- _TASK ITEM_: Among the entries that follow, some lines contain the word "ESPECIAL". Show all of them.
++++
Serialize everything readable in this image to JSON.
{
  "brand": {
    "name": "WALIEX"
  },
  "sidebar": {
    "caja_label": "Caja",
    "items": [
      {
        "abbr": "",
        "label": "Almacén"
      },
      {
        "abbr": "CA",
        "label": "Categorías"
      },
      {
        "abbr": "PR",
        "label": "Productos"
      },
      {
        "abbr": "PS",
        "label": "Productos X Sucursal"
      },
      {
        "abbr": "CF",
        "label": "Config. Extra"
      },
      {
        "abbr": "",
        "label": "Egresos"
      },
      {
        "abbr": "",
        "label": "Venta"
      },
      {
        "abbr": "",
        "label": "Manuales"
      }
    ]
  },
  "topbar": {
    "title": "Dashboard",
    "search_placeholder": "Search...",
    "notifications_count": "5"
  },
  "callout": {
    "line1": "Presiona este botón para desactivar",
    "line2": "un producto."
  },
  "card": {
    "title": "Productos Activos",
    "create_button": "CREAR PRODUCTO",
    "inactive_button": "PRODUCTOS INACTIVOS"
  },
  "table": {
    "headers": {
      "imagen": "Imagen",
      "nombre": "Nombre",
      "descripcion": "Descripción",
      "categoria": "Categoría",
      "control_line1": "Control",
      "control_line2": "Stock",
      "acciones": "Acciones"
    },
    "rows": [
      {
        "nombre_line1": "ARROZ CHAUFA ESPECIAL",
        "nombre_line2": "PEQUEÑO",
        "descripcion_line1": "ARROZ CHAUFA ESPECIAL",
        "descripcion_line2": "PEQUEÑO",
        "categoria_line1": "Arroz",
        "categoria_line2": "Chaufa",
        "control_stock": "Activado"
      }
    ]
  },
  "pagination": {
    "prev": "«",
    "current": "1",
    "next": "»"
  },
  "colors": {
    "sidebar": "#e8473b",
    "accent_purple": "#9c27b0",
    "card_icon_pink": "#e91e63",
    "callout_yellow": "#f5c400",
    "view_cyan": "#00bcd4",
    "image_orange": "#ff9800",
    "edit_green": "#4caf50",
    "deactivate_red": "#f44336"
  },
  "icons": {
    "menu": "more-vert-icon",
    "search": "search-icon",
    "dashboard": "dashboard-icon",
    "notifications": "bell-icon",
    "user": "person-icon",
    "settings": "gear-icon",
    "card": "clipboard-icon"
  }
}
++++
- _EXERCISE SOLUTION_:
        "nombre_line1": "ARROZ CHAUFA ESPECIAL",
        "descripcion_line1": "ARROZ CHAUFA ESPECIAL",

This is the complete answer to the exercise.